Today in the liturgical year we celebrate the life of a young saint who lived in Italy during the turn of the 20th century. This was a hard-working little girl from a poor farming family, whose father died when she was nine, requiring her family to move in with another family. When she was 11, one of the sons of the family they lived with, Alessandro, made sexual advances toward her. When she refused him, he stabbed her 14 times. As she was dying in the hospital she forgave him. He was imprisoned for 27 years, during which time he had a conversion of heart. When he was released, he begged Maria’s mother’s forgiveness — which she granted — and he became a lay brother in a monastery later in life.
Yes, it’s a pretty heavy story, to say the least. But it’s a story with so much grace and inspiration.
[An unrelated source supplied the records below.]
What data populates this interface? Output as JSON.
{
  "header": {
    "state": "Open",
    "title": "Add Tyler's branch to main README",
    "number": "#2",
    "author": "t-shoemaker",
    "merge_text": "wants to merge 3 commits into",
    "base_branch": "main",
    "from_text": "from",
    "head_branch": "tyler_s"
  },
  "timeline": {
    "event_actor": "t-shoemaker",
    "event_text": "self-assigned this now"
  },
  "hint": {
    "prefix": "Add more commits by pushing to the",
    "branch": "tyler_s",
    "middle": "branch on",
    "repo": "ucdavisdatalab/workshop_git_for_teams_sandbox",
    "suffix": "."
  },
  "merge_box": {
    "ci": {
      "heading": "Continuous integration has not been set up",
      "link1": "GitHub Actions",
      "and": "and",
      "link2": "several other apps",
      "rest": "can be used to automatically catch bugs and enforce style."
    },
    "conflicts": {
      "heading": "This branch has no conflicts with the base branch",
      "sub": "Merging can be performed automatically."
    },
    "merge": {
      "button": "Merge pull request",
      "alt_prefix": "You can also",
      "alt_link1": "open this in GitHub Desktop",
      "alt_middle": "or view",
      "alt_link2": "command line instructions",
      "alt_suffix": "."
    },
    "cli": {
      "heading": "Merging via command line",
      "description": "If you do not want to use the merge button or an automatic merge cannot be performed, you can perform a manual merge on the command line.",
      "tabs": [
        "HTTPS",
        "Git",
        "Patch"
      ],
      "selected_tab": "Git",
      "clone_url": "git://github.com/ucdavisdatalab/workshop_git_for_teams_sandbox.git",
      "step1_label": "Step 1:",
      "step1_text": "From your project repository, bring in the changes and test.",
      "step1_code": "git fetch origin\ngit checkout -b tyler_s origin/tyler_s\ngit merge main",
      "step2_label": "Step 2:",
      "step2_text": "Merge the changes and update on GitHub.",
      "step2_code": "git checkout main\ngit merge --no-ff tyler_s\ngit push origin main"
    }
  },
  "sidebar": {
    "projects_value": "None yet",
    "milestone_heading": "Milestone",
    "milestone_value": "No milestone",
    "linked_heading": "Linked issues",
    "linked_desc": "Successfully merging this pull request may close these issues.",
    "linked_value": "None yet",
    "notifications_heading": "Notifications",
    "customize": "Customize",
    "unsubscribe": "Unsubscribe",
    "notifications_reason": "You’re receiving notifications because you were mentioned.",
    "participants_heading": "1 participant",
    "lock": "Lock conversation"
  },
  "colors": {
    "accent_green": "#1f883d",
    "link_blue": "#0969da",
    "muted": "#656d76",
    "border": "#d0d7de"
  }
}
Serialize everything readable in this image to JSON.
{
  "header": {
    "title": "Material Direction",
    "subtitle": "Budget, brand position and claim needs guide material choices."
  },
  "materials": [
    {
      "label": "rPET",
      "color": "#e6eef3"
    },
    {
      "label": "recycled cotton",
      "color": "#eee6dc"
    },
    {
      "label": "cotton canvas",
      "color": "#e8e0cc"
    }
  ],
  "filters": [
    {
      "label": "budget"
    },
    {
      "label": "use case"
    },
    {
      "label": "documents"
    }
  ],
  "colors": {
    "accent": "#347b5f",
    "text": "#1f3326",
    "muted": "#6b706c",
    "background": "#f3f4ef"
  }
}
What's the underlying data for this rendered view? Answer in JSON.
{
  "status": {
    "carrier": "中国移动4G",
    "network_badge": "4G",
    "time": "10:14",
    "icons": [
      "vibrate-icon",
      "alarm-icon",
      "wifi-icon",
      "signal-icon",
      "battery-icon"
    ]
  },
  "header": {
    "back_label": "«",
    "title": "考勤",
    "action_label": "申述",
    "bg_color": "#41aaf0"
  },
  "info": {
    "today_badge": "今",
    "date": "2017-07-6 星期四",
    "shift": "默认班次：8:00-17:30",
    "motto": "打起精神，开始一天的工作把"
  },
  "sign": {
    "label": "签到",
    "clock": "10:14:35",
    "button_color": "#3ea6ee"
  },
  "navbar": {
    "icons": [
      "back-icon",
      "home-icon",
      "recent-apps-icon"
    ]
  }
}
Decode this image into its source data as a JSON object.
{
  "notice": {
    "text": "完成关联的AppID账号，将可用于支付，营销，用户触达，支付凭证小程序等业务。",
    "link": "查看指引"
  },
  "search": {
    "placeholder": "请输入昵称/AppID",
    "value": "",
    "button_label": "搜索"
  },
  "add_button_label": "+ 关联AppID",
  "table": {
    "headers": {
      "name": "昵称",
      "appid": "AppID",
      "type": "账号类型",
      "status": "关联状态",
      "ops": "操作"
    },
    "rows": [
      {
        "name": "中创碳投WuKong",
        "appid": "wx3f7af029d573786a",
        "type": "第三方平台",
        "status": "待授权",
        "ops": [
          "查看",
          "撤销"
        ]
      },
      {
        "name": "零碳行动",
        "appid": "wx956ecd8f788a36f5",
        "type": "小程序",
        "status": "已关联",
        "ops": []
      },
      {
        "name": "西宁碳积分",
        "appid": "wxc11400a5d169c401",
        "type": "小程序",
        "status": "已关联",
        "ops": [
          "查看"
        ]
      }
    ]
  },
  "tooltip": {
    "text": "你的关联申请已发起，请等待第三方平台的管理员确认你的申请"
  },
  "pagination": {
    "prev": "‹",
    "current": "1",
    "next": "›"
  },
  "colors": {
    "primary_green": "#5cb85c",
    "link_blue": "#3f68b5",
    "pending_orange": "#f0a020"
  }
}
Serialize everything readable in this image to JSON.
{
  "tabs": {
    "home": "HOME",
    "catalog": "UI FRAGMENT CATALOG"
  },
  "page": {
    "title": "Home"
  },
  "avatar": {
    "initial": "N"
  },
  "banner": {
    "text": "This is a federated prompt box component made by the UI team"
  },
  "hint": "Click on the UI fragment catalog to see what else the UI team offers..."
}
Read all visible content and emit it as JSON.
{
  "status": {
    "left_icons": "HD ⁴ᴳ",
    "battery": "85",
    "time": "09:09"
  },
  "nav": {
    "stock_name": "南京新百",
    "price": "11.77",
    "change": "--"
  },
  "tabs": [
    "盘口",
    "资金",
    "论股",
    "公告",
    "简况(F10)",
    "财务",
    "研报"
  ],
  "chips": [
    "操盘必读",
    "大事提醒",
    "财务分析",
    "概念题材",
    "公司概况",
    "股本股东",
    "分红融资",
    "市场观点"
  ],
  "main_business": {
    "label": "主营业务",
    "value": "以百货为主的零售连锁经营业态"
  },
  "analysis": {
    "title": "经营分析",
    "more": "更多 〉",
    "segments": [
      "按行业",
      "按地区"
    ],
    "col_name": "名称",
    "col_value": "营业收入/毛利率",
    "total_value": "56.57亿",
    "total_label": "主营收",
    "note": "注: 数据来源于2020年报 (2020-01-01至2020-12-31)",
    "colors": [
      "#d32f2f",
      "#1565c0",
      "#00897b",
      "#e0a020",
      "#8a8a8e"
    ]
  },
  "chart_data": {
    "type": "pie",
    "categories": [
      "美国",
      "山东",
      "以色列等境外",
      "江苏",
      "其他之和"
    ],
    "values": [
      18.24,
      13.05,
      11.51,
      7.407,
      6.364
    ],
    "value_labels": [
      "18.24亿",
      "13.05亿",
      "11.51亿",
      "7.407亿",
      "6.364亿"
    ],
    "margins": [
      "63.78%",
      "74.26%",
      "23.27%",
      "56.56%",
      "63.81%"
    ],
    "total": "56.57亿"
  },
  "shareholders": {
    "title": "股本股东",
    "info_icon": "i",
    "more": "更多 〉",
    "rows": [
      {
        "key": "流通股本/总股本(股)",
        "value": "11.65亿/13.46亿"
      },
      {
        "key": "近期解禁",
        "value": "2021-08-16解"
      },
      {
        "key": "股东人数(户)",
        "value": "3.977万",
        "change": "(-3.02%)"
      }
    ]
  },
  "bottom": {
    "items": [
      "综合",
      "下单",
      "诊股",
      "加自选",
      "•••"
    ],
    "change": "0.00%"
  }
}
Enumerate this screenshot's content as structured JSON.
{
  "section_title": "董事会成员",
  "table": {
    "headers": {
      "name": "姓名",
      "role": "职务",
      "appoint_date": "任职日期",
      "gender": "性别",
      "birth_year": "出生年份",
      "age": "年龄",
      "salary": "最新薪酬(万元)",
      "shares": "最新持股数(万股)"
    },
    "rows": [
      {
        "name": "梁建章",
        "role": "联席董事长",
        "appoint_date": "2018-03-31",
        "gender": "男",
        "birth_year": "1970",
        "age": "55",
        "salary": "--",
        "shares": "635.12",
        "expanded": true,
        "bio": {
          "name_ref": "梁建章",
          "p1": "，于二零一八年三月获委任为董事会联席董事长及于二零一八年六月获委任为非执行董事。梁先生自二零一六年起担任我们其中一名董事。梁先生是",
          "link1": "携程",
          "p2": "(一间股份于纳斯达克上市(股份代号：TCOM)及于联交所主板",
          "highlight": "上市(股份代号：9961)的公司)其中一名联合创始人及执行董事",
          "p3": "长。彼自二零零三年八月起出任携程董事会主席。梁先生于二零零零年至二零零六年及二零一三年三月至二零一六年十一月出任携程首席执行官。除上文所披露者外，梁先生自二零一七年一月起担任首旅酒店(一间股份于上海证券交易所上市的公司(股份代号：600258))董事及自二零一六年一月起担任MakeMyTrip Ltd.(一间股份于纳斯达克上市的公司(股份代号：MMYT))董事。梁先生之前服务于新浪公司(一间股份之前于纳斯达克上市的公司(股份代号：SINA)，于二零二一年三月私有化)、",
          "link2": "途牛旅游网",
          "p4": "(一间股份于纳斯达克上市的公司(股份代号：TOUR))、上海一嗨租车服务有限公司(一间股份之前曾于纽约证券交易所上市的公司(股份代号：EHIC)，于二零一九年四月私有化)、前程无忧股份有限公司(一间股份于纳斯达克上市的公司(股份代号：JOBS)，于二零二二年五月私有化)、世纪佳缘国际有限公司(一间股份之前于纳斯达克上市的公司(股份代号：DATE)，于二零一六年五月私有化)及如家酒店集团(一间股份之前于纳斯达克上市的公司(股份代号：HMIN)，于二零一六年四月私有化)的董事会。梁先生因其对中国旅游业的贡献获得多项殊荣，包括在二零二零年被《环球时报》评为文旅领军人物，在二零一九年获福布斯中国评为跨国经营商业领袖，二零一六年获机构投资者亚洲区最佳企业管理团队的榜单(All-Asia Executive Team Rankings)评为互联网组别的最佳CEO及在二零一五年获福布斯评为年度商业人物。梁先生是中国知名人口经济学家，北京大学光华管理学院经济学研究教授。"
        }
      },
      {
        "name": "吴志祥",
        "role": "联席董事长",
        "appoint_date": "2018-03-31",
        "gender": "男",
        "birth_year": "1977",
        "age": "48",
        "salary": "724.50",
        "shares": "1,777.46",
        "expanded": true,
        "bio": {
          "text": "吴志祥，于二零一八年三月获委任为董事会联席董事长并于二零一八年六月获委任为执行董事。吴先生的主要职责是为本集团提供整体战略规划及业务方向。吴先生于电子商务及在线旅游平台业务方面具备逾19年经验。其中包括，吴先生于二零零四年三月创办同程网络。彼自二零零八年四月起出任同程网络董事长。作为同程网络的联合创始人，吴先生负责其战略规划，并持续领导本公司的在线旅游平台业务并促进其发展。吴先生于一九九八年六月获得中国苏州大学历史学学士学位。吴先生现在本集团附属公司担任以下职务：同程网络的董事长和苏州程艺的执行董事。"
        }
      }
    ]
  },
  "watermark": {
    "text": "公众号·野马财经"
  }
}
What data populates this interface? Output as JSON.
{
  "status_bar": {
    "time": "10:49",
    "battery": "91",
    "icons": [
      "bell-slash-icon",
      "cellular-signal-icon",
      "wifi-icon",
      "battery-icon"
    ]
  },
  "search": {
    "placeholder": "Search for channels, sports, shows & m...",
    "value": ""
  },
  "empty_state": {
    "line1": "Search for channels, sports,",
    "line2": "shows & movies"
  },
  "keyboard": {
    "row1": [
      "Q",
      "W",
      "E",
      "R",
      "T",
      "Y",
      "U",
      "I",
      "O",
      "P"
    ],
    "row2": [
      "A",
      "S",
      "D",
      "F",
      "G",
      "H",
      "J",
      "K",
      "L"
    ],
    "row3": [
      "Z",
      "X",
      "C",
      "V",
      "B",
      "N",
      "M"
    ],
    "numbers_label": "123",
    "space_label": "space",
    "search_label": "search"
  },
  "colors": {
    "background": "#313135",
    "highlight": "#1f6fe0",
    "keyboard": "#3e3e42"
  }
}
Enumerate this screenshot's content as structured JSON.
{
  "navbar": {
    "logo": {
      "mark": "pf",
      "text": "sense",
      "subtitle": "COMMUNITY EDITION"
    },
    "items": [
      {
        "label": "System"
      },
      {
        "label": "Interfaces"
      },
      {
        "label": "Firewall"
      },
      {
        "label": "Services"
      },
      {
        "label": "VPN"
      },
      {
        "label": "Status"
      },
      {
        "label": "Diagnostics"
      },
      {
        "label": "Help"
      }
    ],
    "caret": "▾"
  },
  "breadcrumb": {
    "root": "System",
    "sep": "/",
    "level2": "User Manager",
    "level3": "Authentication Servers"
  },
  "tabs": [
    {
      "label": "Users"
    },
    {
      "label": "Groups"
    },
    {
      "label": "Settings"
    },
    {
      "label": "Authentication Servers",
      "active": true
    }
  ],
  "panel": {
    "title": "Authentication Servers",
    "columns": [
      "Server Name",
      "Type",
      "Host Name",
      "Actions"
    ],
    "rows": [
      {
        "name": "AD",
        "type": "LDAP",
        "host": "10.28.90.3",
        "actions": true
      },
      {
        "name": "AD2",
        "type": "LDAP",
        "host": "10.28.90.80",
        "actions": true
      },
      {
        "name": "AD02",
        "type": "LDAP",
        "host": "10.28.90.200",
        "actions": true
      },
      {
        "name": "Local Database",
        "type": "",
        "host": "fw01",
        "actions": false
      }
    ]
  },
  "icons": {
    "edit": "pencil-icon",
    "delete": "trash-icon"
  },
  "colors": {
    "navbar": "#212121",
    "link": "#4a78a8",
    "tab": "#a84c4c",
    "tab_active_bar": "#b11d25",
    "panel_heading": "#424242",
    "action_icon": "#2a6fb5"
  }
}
Every year when her memorial comes around, I cannot help but consider the virtue that had been built up in this little girl over her childhood. Like so many saint stories, we see that there is no such thing as virtue that suddenly appears in a given moment. Grace does for sure! But the virtue in the moment is the result of a life of virtuous habits and living faith. The moment tests that virtue, tests that faith, and we see the real character of the person emerge. Clearly this was a girl who was living her life on earth with her heavenly home in mind every day.
We can read stories like this about child saints who lived 100 years ago during a time and place where everyone took for granted the truth of the Church and faith in God, and we can easily think: Such virtue is not possible for my children today. As I think about young Maria, I can’t help but consider my children’s yelling and hitting each other yesterday over rather minor offenses. I think about their disobedience or talking back to me, and sometimes as parents we can get discouraged. Will they ever rise above these reactions and bad behaviors?
But then I consider my own story, the big story, and God’s overwhelming grace and promises poured out over them at their baptisms. And I have faith. In God’s big story, we are all on different timelines, and nothing is wasted. Every planted seed aimed at growing virtue will reap a harvest. When will we see it? God only knows. But remember that the best part of Maria’s story is the part about the aggressor. Yes, it is hard to imagine a dying little girl forgiving her violent attacker; but it is harder for me to imagine that young man who stabbed her to death having a conversion of heart, being able to accept God’s forgiveness and come to the end of his life at peace and restored. Alessandro’s story gives me faith to weather any amount of lacking virtue in my own children. If God can do that in his life, then he can do anything and redeem anything.
We may have children at any point on the spectrums of virtues and vices. But we parents can have great faith in the promises of God for our children and their unique paths toward virtue, toward holiness, toward heaven. He’s got them in his hands; he’s running after them all of their days. They are capable of being moved by the Holy Spirit. We are here to help them to virtue, to plant those seeds with daily grace, to lift them up and remind them of the greatness for which God created them — to know him, love him, and serve him in this life and to be happy with him in the next.
Copyright 2018 Jessica Ptomey